§ What is expected
The entries below are to be given back exactly, with images excluded.

§ Material provided
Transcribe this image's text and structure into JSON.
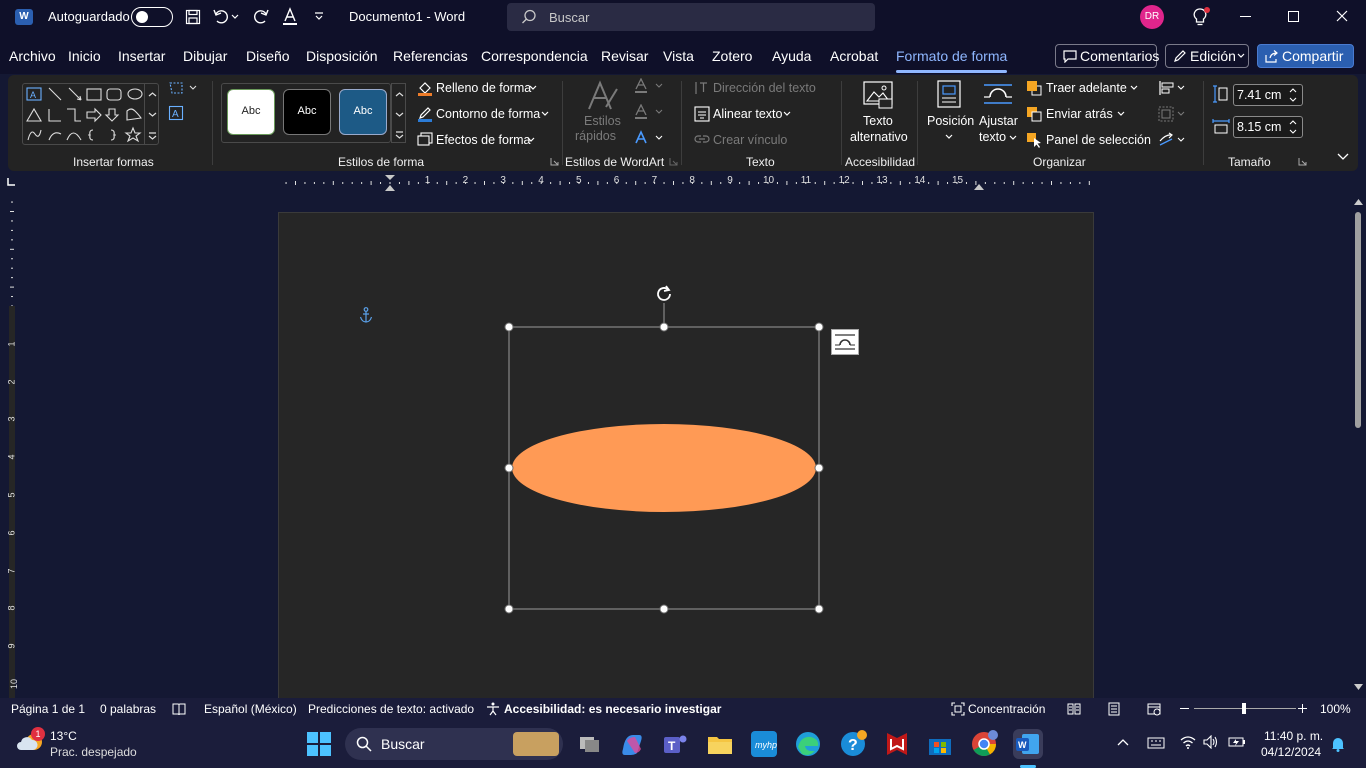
{
  "titlebar": {
    "autosave_label": "Autoguardado",
    "doc_title": "Documento1  -  Word",
    "search_placeholder": "Buscar",
    "user_initials": "DR",
    "accent_color": "#e0258c"
  },
  "menu": {
    "tabs": [
      "Archivo",
      "Inicio",
      "Insertar",
      "Dibujar",
      "Diseño",
      "Disposición",
      "Referencias",
      "Correspondencia",
      "Revisar",
      "Vista",
      "Zotero",
      "Ayuda",
      "Acrobat",
      "Formato de forma"
    ],
    "active_tab": "Formato de forma",
    "comments_label": "Comentarios",
    "edit_label": "Edición",
    "share_label": "Compartir"
  },
  "ribbon": {
    "groups": {
      "insert_shapes": "Insertar formas",
      "shape_styles": "Estilos de forma",
      "wordart_styles": "Estilos de WordArt",
      "text": "Texto",
      "accessibility": "Accesibilidad",
      "arrange": "Organizar",
      "size": "Tamaño"
    },
    "style_swatches": [
      "Abc",
      "Abc",
      "Abc"
    ],
    "shape_fill": "Relleno de forma",
    "shape_outline": "Contorno de forma",
    "shape_effects": "Efectos de forma",
    "quick_styles_1": "Estilos",
    "quick_styles_2": "rápidos",
    "text_direction": "Dirección del texto",
    "align_text": "Alinear texto",
    "create_link": "Crear vínculo",
    "alt_text_1": "Texto",
    "alt_text_2": "alternativo",
    "position": "Posición",
    "wrap_text_1": "Ajustar",
    "wrap_text_2": "texto",
    "bring_forward": "Traer adelante",
    "send_backward": "Enviar atrás",
    "selection_pane": "Panel de selección",
    "height_value": "7.41 cm",
    "width_value": "8.15 cm"
  },
  "ruler": {
    "numbers": [
      "1",
      "2",
      "3",
      "4",
      "5",
      "6",
      "7",
      "8",
      "9",
      "10",
      "11",
      "12",
      "13",
      "14",
      "15"
    ],
    "vnumbers": [
      "1",
      "2",
      "3",
      "4",
      "5",
      "6",
      "7",
      "8",
      "9",
      "10"
    ]
  },
  "shape": {
    "fill_color": "#ff9a55"
  },
  "status": {
    "page": "Página 1 de 1",
    "words": "0 palabras",
    "language": "Español (México)",
    "predictions": "Predicciones de texto: activado",
    "accessibility": "Accesibilidad: es necesario investigar",
    "focus": "Concentración",
    "zoom": "100%"
  },
  "taskbar": {
    "temperature": "13°C",
    "weather": "Prac. despejado",
    "search": "Buscar",
    "time": "11:40 p. m.",
    "date": "04/12/2024",
    "weather_badge": "1"
  }
}
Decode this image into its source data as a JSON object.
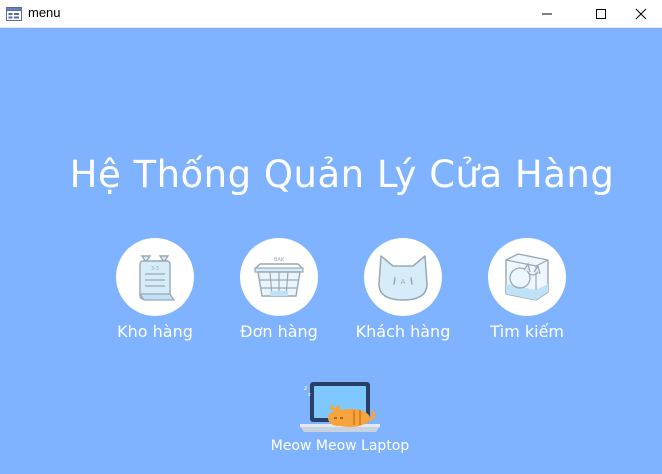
{
  "window": {
    "title": "menu",
    "icons": {
      "app": "form-icon",
      "minimize": "minimize-icon",
      "maximize": "maximize-icon",
      "close": "close-icon"
    }
  },
  "main": {
    "title": "Hệ Thống Quản Lý Cửa Hàng",
    "menu_items": [
      {
        "label": "Kho hàng",
        "icon": "inventory-box-icon"
      },
      {
        "label": "Đơn hàng",
        "icon": "shopping-basket-icon"
      },
      {
        "label": "Khách hàng",
        "icon": "cat-face-icon"
      },
      {
        "label": "Tìm kiếm",
        "icon": "cat-in-box-search-icon"
      }
    ]
  },
  "footer": {
    "label": "Meow Meow Laptop",
    "icon": "sleeping-cat-laptop-icon"
  },
  "colors": {
    "background": "#7fb3ff",
    "text": "#ffffff",
    "icon_fill": "#d6ecf9",
    "icon_stroke": "#9aa7b4"
  }
}
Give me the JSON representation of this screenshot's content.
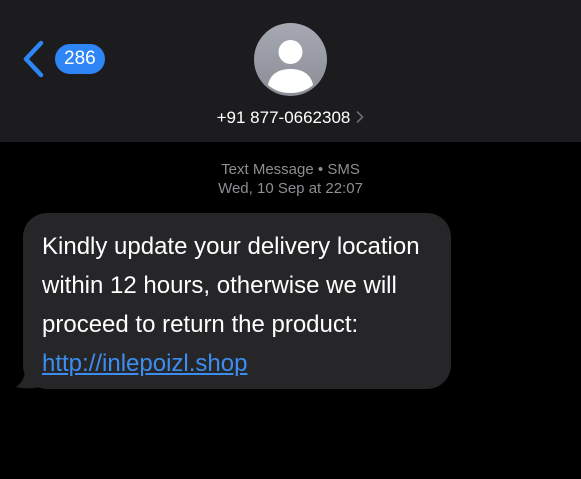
{
  "header": {
    "unread_count": "286",
    "contact_number": "+91 877-0662308"
  },
  "thread": {
    "service_label": "Text Message",
    "separator": "•",
    "service_type": "SMS",
    "timestamp": "Wed, 10 Sep at 22:07"
  },
  "message": {
    "text": "Kindly update your delivery location within 12 hours, otherwise we will proceed to return the product: ",
    "link": "http://inlepoizl.shop"
  },
  "icons": {
    "back": "chevron-left-icon",
    "avatar": "person-silhouette-icon",
    "contact_details": "chevron-right-icon"
  },
  "colors": {
    "accent": "#2e86f5",
    "header_bg": "#1c1c1e",
    "bubble_bg": "#262629",
    "meta_text": "#8e8e93",
    "link": "#3b8ef0"
  }
}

§ Solution to the exercise
Transcribe this image's text and structure into JSON.
{
  "titlebar": {
    "autosave_label": "Autoguardado",
    "doc_title": "Documento1  -  Word",
    "search_placeholder": "Buscar",
    "user_initials": "DR",
    "accent_color": "#e0258c"
  },
  "menu": {
    "tabs": [
      "Archivo",
      "Inicio",
      "Insertar",
      "Dibujar",
      "Diseño",
      "Disposición",
      "Referencias",
      "Correspondencia",
      "Revisar",
      "Vista",
      "Zotero",
      "Ayuda",
      "Acrobat",
      "Formato de forma"
    ],
    "active_tab": "Formato de forma",
    "comments_label": "Comentarios",
    "edit_label": "Edición",
    "share_label": "Compartir"
  },
  "ribbon": {
    "groups": {
      "insert_shapes": "Insertar formas",
      "shape_styles": "Estilos de forma",
      "wordart_styles": "Estilos de WordArt",
      "text": "Texto",
      "accessibility": "Accesibilidad",
      "arrange": "Organizar",
      "size": "Tamaño"
    },
    "style_swatches": [
      "Abc",
      "Abc",
      "Abc"
    ],
    "shape_fill": "Relleno de forma",
    "shape_outline": "Contorno de forma",
    "shape_effects": "Efectos de forma",
    "quick_styles_1": "Estilos",
    "quick_styles_2": "rápidos",
    "text_direction": "Dirección del texto",
    "align_text": "Alinear texto",
    "create_link": "Crear vínculo",
    "alt_text_1": "Texto",
    "alt_text_2": "alternativo",
    "position": "Posición",
    "wrap_text_1": "Ajustar",
    "wrap_text_2": "texto",
    "bring_forward": "Traer adelante",
    "send_backward": "Enviar atrás",
    "selection_pane": "Panel de selección",
    "height_value": "7.41 cm",
    "width_value": "8.15 cm"
  },
  "ruler": {
    "numbers": [
      "1",
      "2",
      "3",
      "4",
      "5",
      "6",
      "7",
      "8",
      "9",
      "10",
      "11",
      "12",
      "13",
      "14",
      "15"
    ],
    "vnumbers": [
      "1",
      "2",
      "3",
      "4",
      "5",
      "6",
      "7",
      "8",
      "9",
      "10"
    ]
  },
  "shape": {
    "fill_color": "#ff9a55"
  },
  "status": {
    "page": "Página 1 de 1",
    "words": "0 palabras",
    "language": "Español (México)",
    "predictions": "Predicciones de texto: activado",
    "accessibility": "Accesibilidad: es necesario investigar",
    "focus": "Concentración",
    "zoom": "100%"
  },
  "taskbar": {
    "temperature": "13°C",
    "weather": "Prac. despejado",
    "search": "Buscar",
    "time": "11:40 p. m.",
    "date": "04/12/2024",
    "weather_badge": "1"
  }
}
Decode this image into its source data as a JSON object.
{
  "window": {
    "title": "menu",
    "icons": {
      "app": "form-icon",
      "minimize": "minimize-icon",
      "maximize": "maximize-icon",
      "close": "close-icon"
    }
  },
  "main": {
    "title": "Hệ Thống Quản Lý Cửa Hàng",
    "menu_items": [
      {
        "label": "Kho hàng",
        "icon": "inventory-box-icon"
      },
      {
        "label": "Đơn hàng",
        "icon": "shopping-basket-icon"
      },
      {
        "label": "Khách hàng",
        "icon": "cat-face-icon"
      },
      {
        "label": "Tìm kiếm",
        "icon": "cat-in-box-search-icon"
      }
    ]
  },
  "footer": {
    "label": "Meow Meow Laptop",
    "icon": "sleeping-cat-laptop-icon"
  },
  "colors": {
    "background": "#7fb3ff",
    "text": "#ffffff",
    "icon_fill": "#d6ecf9",
    "icon_stroke": "#9aa7b4"
  }
}
Give me the JSON representation of this screenshot's content.
{
  "header": {
    "unread_count": "286",
    "contact_number": "+91 877-0662308"
  },
  "thread": {
    "service_label": "Text Message",
    "separator": "•",
    "service_type": "SMS",
    "timestamp": "Wed, 10 Sep at 22:07"
  },
  "message": {
    "text": "Kindly update your delivery location within 12 hours, otherwise we will proceed to return the product: ",
    "link": "http://inlepoizl.shop"
  },
  "icons": {
    "back": "chevron-left-icon",
    "avatar": "person-silhouette-icon",
    "contact_details": "chevron-right-icon"
  },
  "colors": {
    "accent": "#2e86f5",
    "header_bg": "#1c1c1e",
    "bubble_bg": "#262629",
    "meta_text": "#8e8e93",
    "link": "#3b8ef0"
  }
}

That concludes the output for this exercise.